Having the right insight into your audience makes it easy to develop a perfect-fit sales strategy. Here’s how to use social media to enrich your buyer personas.
Understanding the customer and their needs is key to success in sales. This is straightforward enough when selling one-on-one, where leads can be researched individually beforehand and strategy tailored according to their behaviour and presentation on the day, but when presenting a product to an audience, a more generalised game plan is necessary.
With buyer personas, this personal approach can be adapted to a mass market. However, while buyer personas are nothing new, the rise of social media means the concept is due for an upgrade.
Why buyer personas work
Buyer personas are characters created to reflect common customer characteristics, built using data gathered from market research. Analysing knowledge structures of salespeople shows that effective sales staff notice commonalities between previous sales situations and use these observations to customise their approaches in similar pitches — this is essentially what you’re doing when you build a buyer persona.
We intuitively know how to interact with different kinds of people: using buyer personas is a way of harnessing this ability. In other words, it’s easier to sell to “Holly” rather than women aged 21-25 who work full time in their first graduate job.
As they consolidate complex data into a form that is easy to understand, buyer personas are also a great way to communicate aspects of customer behaviour between colleagues. Make sure that your buyer persona profiles are jointly accessible, so that your whole team is on the same page: put personas in a shared-access document, or for visual thinkers, try posters on the office wall.
Dr. Frankenstein’s laboratory: how to build buyer personas
Data on your customers are the bricks and mortar with which buyer personas are built: the robustness of the end product depends on the reliability of this information. Ideally, buyer personas should be created from data collected on a representative sample of a population demonstrated to have interest in a product.
Traditionally, businesses would interview clients, finding out how purchasing decisions were made as well as learning about personal experiences. However, this can be so time consuming that obtaining a truly representative sample is made impossible. Another option is administering online surveys. While this requires fewer resources, as with conducting interviews, this depends on your customers taking time to help you out. Also, bear in mind that this kind of subjective data can (unintentionally) be inaccurate, as well as hard to meaningfully compare and assess.
Social media channels are a great place to find information on your market. Using this approach eliminates the problems with small samples and subjectivity with the above methods, and is a cost-effective way of conducting market research. Follows on Twitter, Facebook, Instagram etc. are small but positive indicators of interest that can be parlayed into sales with the right approach. Sodash can collect a wealth of data representing the opinions and intentions of thousands of potential customers from what they share on social media. Age, gender, location, interests, time of day engagement and other demographics can be divined from analysing message hashtags and profile keywords.

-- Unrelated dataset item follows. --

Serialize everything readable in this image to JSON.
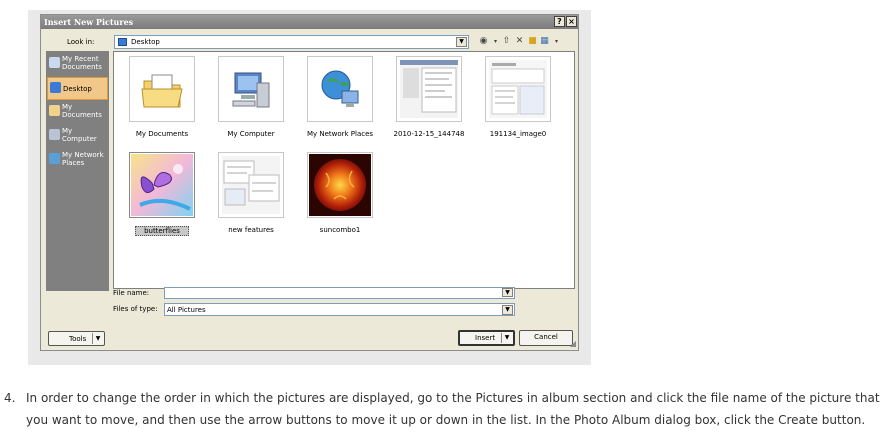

Ultimately, what you decide to include in your personas depends on what is important to your business: there are various freely available templates which can give you an idea of where to begin. However, all buyer personas should include some reference to the central challenge they face that your product helps them to overcome: ultimately, this is what brings them to you and piques their interest. While other info gives context and colour, focus on the hole in their life that you’re filling.
Data visualisation will give a good idea of what the figures represent. For example, graphs could show that customers tend to cluster in two age groups, giving skeletons for two personas.
The number of personas you end up using depends on your business: for instance a university PR department, aiming to make their landing page more targeted, could begin by generating a report on the institution as well as generalised searches on higher education. From this, they might identify several groups each needing a persona, such as prospective undergraduates, their parents, and job seekers. A look at your data spread will show how many personas you need,
Once you have a solid grasp of your client base, built on a good understanding of your data, imagination can begin to come into play: pick a name for your persona and add hobbies and an occupation from your data pool. Creating a believable character helps salespeople tap into their natural social ability.
As well as creating personas describing the ideal customer, negative or exclusionary persona can be useful. Exclusionary personas describe the types of person whose interest will never convert into sales: for example, your product might attract idle curiosity from window-shoppers for whom it’s well out of budget, and some customers end up costing more than they bring in. Use your experience of the market as well as information gathered on your audience to identify these groups, and avoid wasting time and resources.
How does all this translate into improved sales?
Buyer personas allow you to pitch your content in the most appealing way to your target audience, creating a personal approach to your work and customers. For example, rather than sending out one general email blast, use buyer personas to customise your newsletters according to what your research shows different groups are interested in.
Completed buyer personas arm you with a deeper understanding of what drives customers’ purchasing decisions, making your sales approach more informed and agile. Using buyer personas will help your team work more cohesively, by giving you an intuitive and easy way of communicating your research with your colleagues.
It’s worth investing time in researching how the world sees your business and industry. Building modern buyer personas enhanced with the latest insights into your audience will help you gain a competitive edge, and the confidence that comes with it.